The Nigerian corner of the internet can be a very curious place.
These Nigerian teenagers are producing short sci-fi movies using a smart phone and other everyday items. pic.twitter.com/9dXhPGuD9z
— Al Jazeera English (@AJEnglish) August 16, 2019
Last week Al-Jazeera published a video essay about a group of teenagers from Kaduna who with the help of a green screen curtain, a smart phone with a cracked screen and a handful of laptops make truly impressive science fiction short films. Al-Jazeera’s video essay was quickly followed by copies from other major international press lauding the work of the teenagers and touting them as the ‘next biggest thing’ in VFX out of Africa.
Don’t get me wrong, they clearly are. The animation and graphics they create are crisp, and even more impressive when you realise these children are entirely self taught and most likely using pirated software they either bought from stores or downloaded off the internet. But as much press as the Al-Jazeera profile brought them, it also rubbed me the wrong way. At no point in the video was it mentioned that the boys of Critic001 (that’s the name of their company) had a YouTube channel where they regularly upload their experiments, or that they have an active social media presence. You can see their most watched film here.
Much like Akenzua Flash, another teenager inspired by fantasy and science fiction to create his own superheroes that center his Nigerian experience, the boys of Critic001, were not ‘discovered’ by Al-Jazeera or any of the other international press. The boys were already doing a good job of harnessing the marketing power of the internet to promote their work and were engaging with an existing audience. The attention merely gave them a signal boost, contrary to the narrative the foreign press were trying to sell.
But the attention of the foreign press also exposed some of the hypocrisy that exists within the Nigerian media industry. Since Akenzua Flash was ‘discovered’ in 2016, with a lot of praise for his work and promises to provide equipment and partnerships, Akenzua is still making his videos and publishing them on Youtube, no partnership, no big break. Already the boys of Critic001 are getting the very same response, lots of Nigerian show runners and directors asking for their social media handles and promising them work and opportunities.
Isn’t it weird that the West needs to ‘discover’ talent in our backyard? That we only scramble for creators and innovators who are already building their platforms after their work forces the west to acknowledge them? Isn’t it a little hypocritical that we are eager to ‘discover’ a group who already have shown advanced skill in film making and have a current YouTube following of 27,000 subscribers and nearly 1 million views, and give them a ‘big break’?

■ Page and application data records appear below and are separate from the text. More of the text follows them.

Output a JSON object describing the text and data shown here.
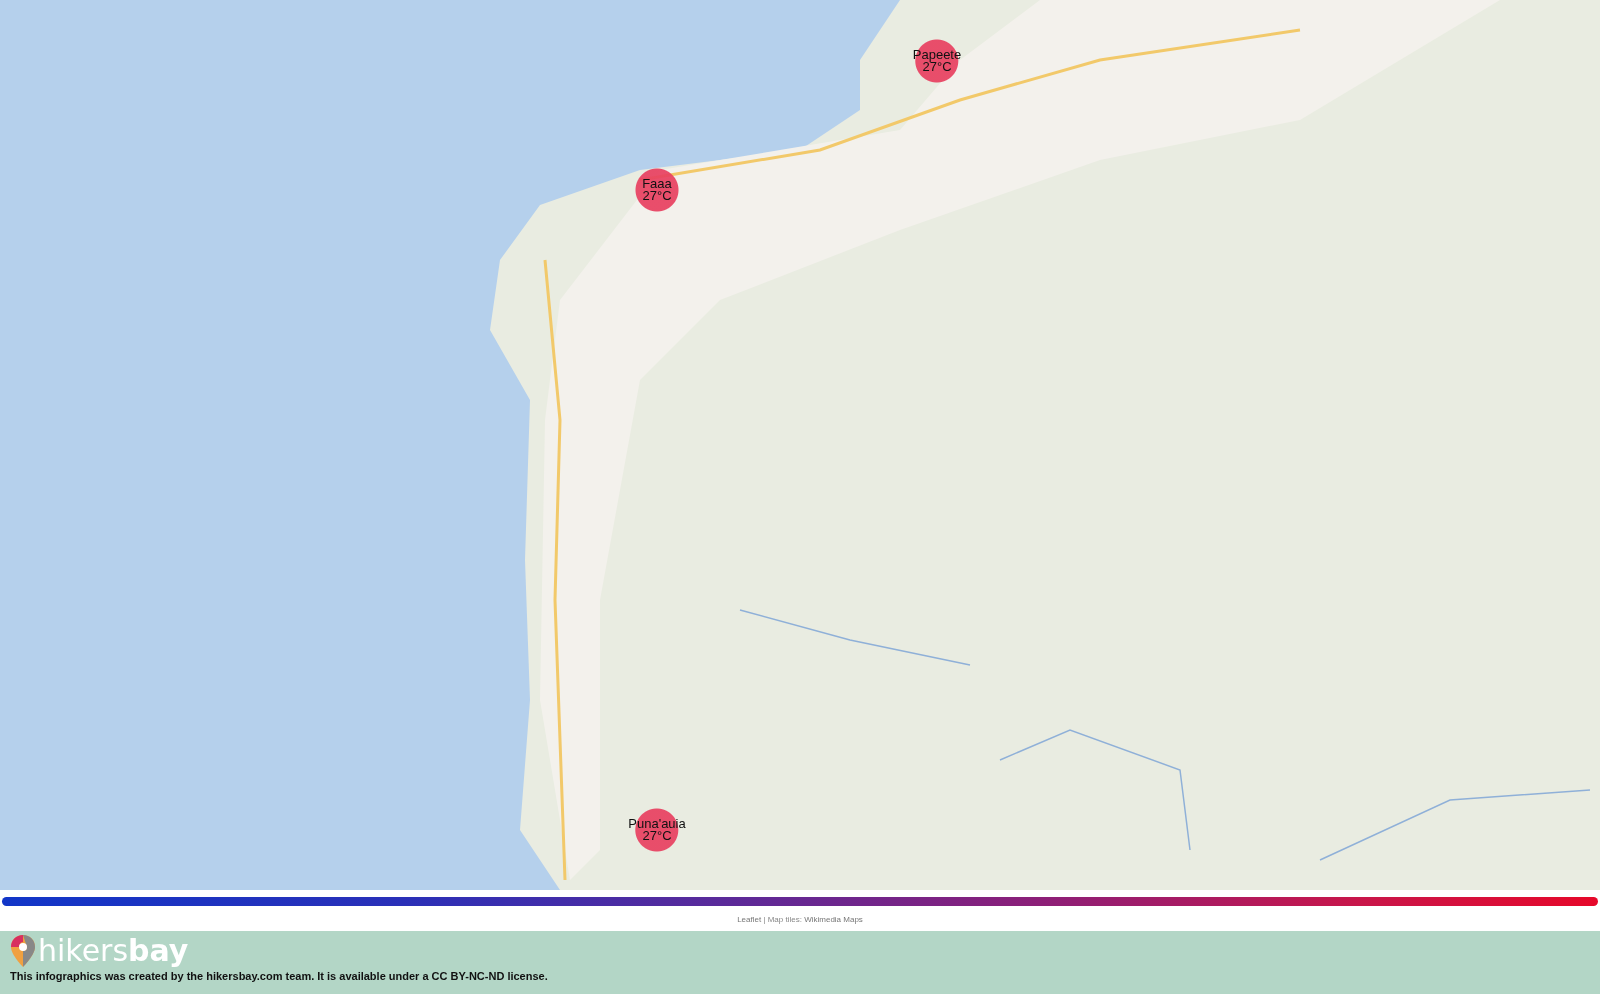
{
  "map": {
    "markers": [
      {
        "name": "Faaa",
        "temperature": "27°C"
      },
      {
        "name": "Papeete",
        "temperature": "27°C"
      },
      {
        "name": "Puna'auia",
        "temperature": "27°C"
      }
    ]
  },
  "attribution": {
    "library": "Leaflet",
    "separator": "|",
    "prefix": "Map tiles:",
    "source": "Wikimedia Maps"
  },
  "footer": {
    "logo": "hikers**bay**",
    "notice": "This infographics was created by the hikersbay.com team. It is available under a CC BY-NC-ND license."
  }
}
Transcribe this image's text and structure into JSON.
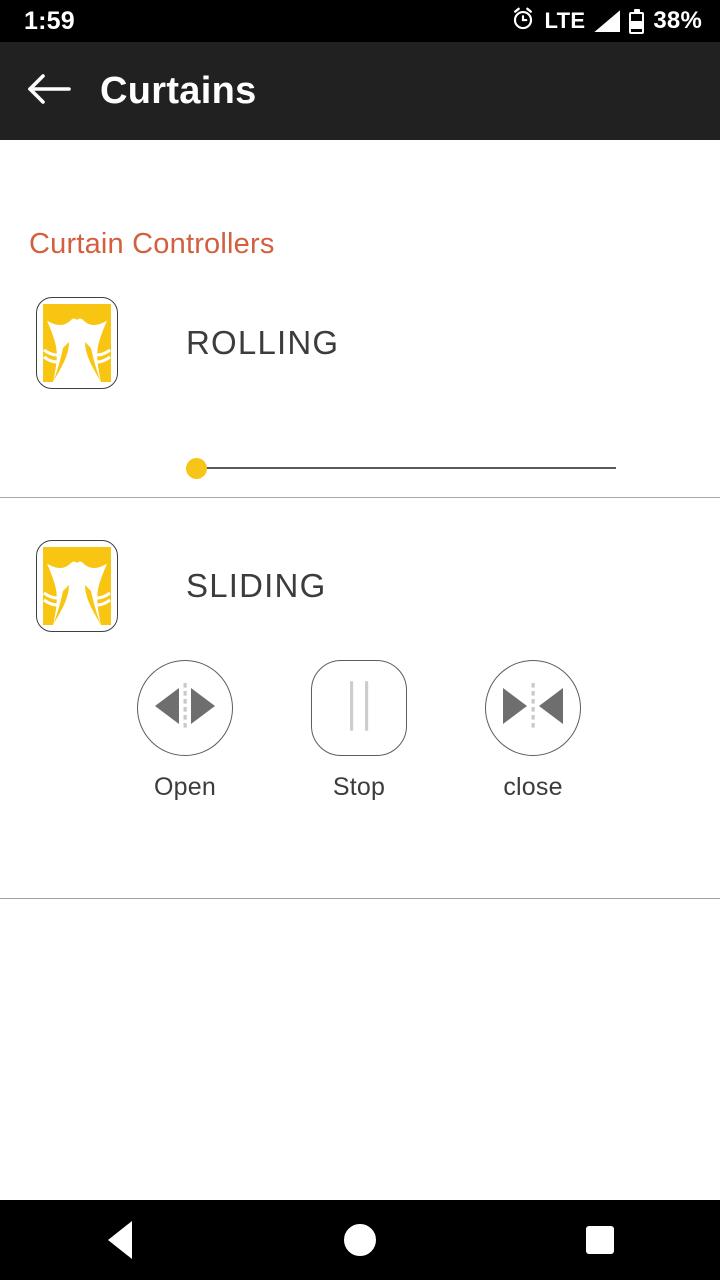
{
  "status_bar": {
    "time": "1:59",
    "alarm_icon": "alarm-clock-icon",
    "network_label": "LTE",
    "signal_icon": "signal-bars-icon",
    "battery_icon": "battery-icon",
    "battery_percent": "38%"
  },
  "app_bar": {
    "back_icon": "back-arrow-icon",
    "title": "Curtains"
  },
  "main": {
    "section_heading": "Curtain Controllers",
    "heading_color": "#d2603f",
    "accent_color": "#f7c518",
    "devices": [
      {
        "icon": "curtain-icon",
        "label": "ROLLING",
        "control_type": "slider",
        "slider": {
          "value": 0,
          "min": 0,
          "max": 100
        }
      },
      {
        "icon": "curtain-icon",
        "label": "SLIDING",
        "control_type": "buttons",
        "buttons": [
          {
            "label": "Open",
            "icon": "arrows-outward-icon",
            "shape": "circle"
          },
          {
            "label": "Stop",
            "icon": "pause-bars-icon",
            "shape": "squircle"
          },
          {
            "label": "close",
            "icon": "arrows-inward-icon",
            "shape": "circle"
          }
        ]
      }
    ]
  },
  "nav_bar": {
    "back_icon": "nav-back-triangle-icon",
    "home_icon": "nav-home-circle-icon",
    "recents_icon": "nav-recents-square-icon"
  }
}
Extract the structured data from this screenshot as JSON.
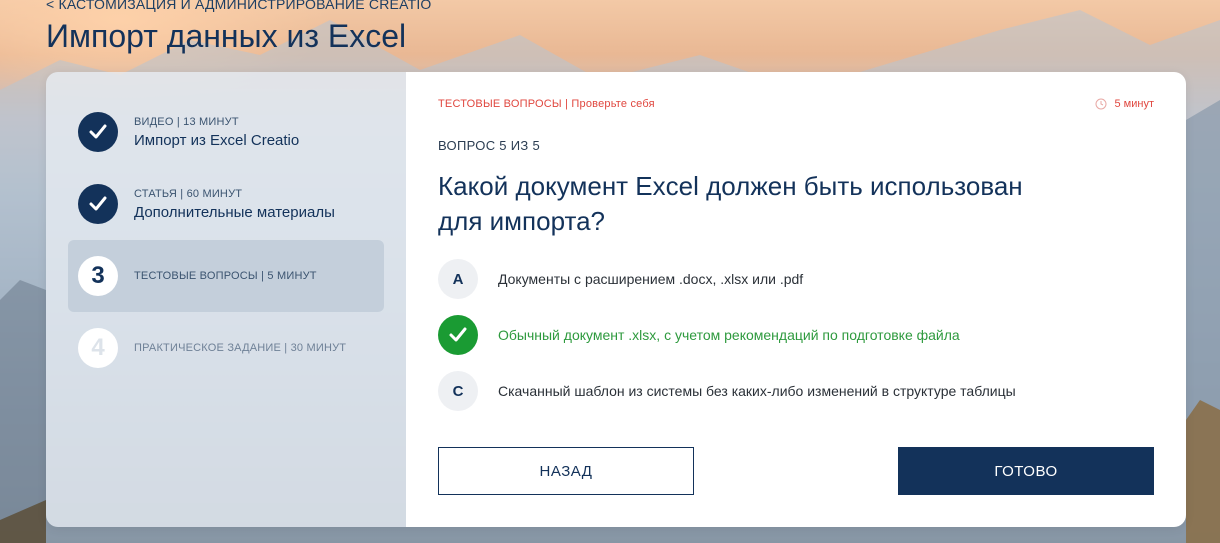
{
  "breadcrumb": "< КАСТОМИЗАЦИЯ И АДМИНИСТРИРОВАНИЕ CREATIO",
  "page_title": "Импорт данных из Excel",
  "steps": [
    {
      "number": "",
      "meta": "ВИДЕО | 13 МИНУТ",
      "title": "Импорт из Excel Creatio",
      "status": "done",
      "icon": "check-icon"
    },
    {
      "number": "",
      "meta": "СТАТЬЯ | 60 МИНУТ",
      "title": "Дополнительные материалы",
      "status": "done",
      "icon": "check-icon"
    },
    {
      "number": "3",
      "meta": "ТЕСТОВЫЕ ВОПРОСЫ | 5 МИНУТ",
      "title": "",
      "status": "active"
    },
    {
      "number": "4",
      "meta": "ПРАКТИЧЕСКОЕ ЗАДАНИЕ | 30 МИНУТ",
      "title": "",
      "status": "locked"
    }
  ],
  "main": {
    "section_label": "ТЕСТОВЫЕ ВОПРОСЫ | Проверьте себя",
    "timer": "5 минут",
    "timer_icon": "clock-icon",
    "question_counter": "ВОПРОС 5 ИЗ 5",
    "question": "Какой документ Excel должен быть использован для импорта?",
    "answers": [
      {
        "letter": "A",
        "text": "Документы с расширением .docx, .xlsx или .pdf",
        "selected": false
      },
      {
        "letter": "",
        "text": "Обычный документ .xlsx, с учетом рекомендаций по подготовке файла",
        "selected": true,
        "icon": "check-icon"
      },
      {
        "letter": "C",
        "text": "Скачанный шаблон из системы без каких-либо изменений в структуре таблицы",
        "selected": false
      }
    ],
    "back_label": "НАЗАД",
    "done_label": "ГОТОВО"
  },
  "colors": {
    "brand": "#13325a",
    "accent_red": "#e0473f",
    "correct_green": "#1a9b33"
  }
}
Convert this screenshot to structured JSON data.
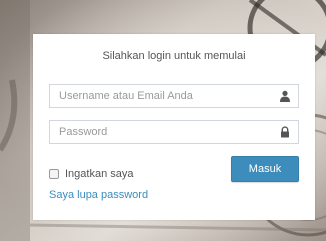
{
  "login": {
    "title": "Silahkan login untuk memulai",
    "username_placeholder": "Username atau Email Anda",
    "username_value": "",
    "password_placeholder": "Password",
    "password_value": "",
    "remember_label": "Ingatkan saya",
    "remember_checked": false,
    "submit_label": "Masuk",
    "forgot_label": "Saya lupa password"
  },
  "icons": {
    "username": "user-icon",
    "password": "lock-icon"
  },
  "colors": {
    "primary": "#3c8dbc",
    "card_background": "#ffffff",
    "input_border": "#d2d6de",
    "text": "#555555",
    "placeholder": "#9a9a9a"
  }
}
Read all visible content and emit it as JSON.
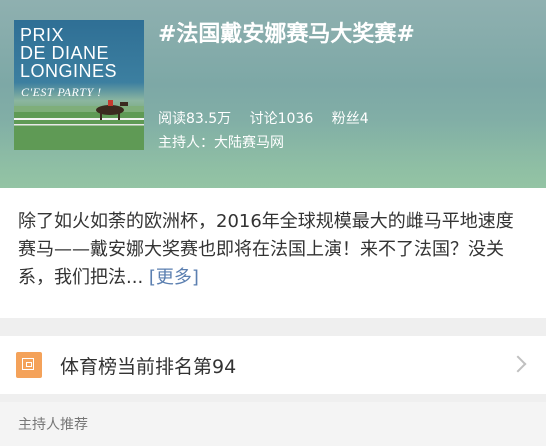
{
  "topic": {
    "cover": {
      "brand_lines": [
        "PRIX",
        "DE DIANE",
        "LONGINES"
      ],
      "tagline": "C'EST PARTY !"
    },
    "title": "#法国戴安娜赛马大奖赛#",
    "stats": {
      "reads": "阅读83.5万",
      "discussions": "讨论1036",
      "fans": "粉丝4"
    },
    "host": "主持人：大陆赛马网"
  },
  "description": {
    "text": "除了如火如荼的欧洲杯，2016年全球规模最大的雌马平地速度赛马——戴安娜大奖赛也即将在法国上演！来不了法国？没关系，我们把法...",
    "more_label": "[更多]"
  },
  "ranking": {
    "icon": "ranking-icon",
    "text": "体育榜当前排名第94"
  },
  "section": {
    "label": "主持人推荐"
  }
}
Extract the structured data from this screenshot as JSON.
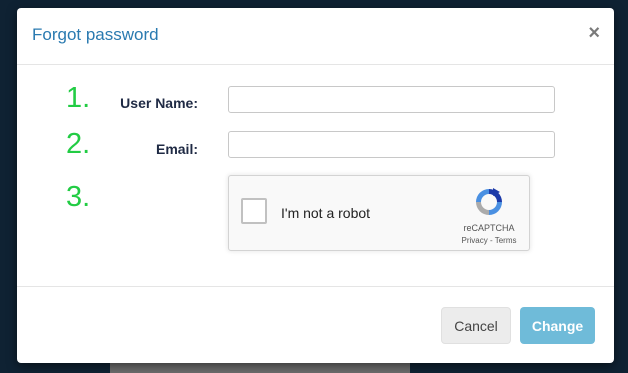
{
  "modal": {
    "title": "Forgot password",
    "close_label": "×"
  },
  "steps": [
    "1.",
    "2.",
    "3."
  ],
  "form": {
    "username_label": "User Name:",
    "username_value": "",
    "email_label": "Email:",
    "email_value": ""
  },
  "recaptcha": {
    "label": "I'm not a robot",
    "brand": "reCAPTCHA",
    "links": "Privacy - Terms"
  },
  "footer": {
    "cancel_label": "Cancel",
    "change_label": "Change"
  },
  "colors": {
    "title": "#2a7ab0",
    "step_numbers": "#22cc44",
    "change_button": "#6fbbd9",
    "overlay": "#0f2233"
  }
}
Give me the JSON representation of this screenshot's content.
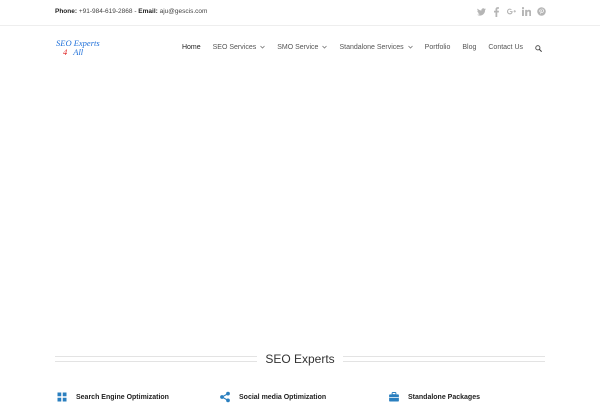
{
  "topbar": {
    "phone_label": "Phone:",
    "phone_value": "+91-984-619-2868",
    "separator": " - ",
    "email_label": "Email:",
    "email_value": "aju@gescis.com",
    "social": [
      "twitter-icon",
      "facebook-icon",
      "google-plus-icon",
      "linkedin-icon",
      "pinterest-icon"
    ]
  },
  "logo": {
    "line1": "SEO Experts",
    "line2_num": "4",
    "line2_word": "All"
  },
  "nav": {
    "items": [
      {
        "label": "Home",
        "active": true
      },
      {
        "label": "SEO Services",
        "dropdown": true
      },
      {
        "label": "SMO Service",
        "dropdown": true
      },
      {
        "label": "Standalone Services",
        "dropdown": true
      },
      {
        "label": "Portfolio"
      },
      {
        "label": "Blog"
      },
      {
        "label": "Contact Us"
      }
    ],
    "search_icon": "search-icon"
  },
  "section": {
    "title": "SEO Experts"
  },
  "features": [
    {
      "label": "Search Engine Optimization",
      "icon": "seo-icon"
    },
    {
      "label": "Social media Optimization",
      "icon": "share-icon"
    },
    {
      "label": "Standalone Packages",
      "icon": "briefcase-icon"
    }
  ],
  "colors": {
    "logo_blue": "#1e6fd9",
    "logo_red": "#e02424",
    "feature_icon": "#2a7fbf",
    "social_grey": "#b5b5b5"
  }
}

Edwin Okolo is an author and journalist who has worked with YNaija, TheNativemag and the Naked Convos.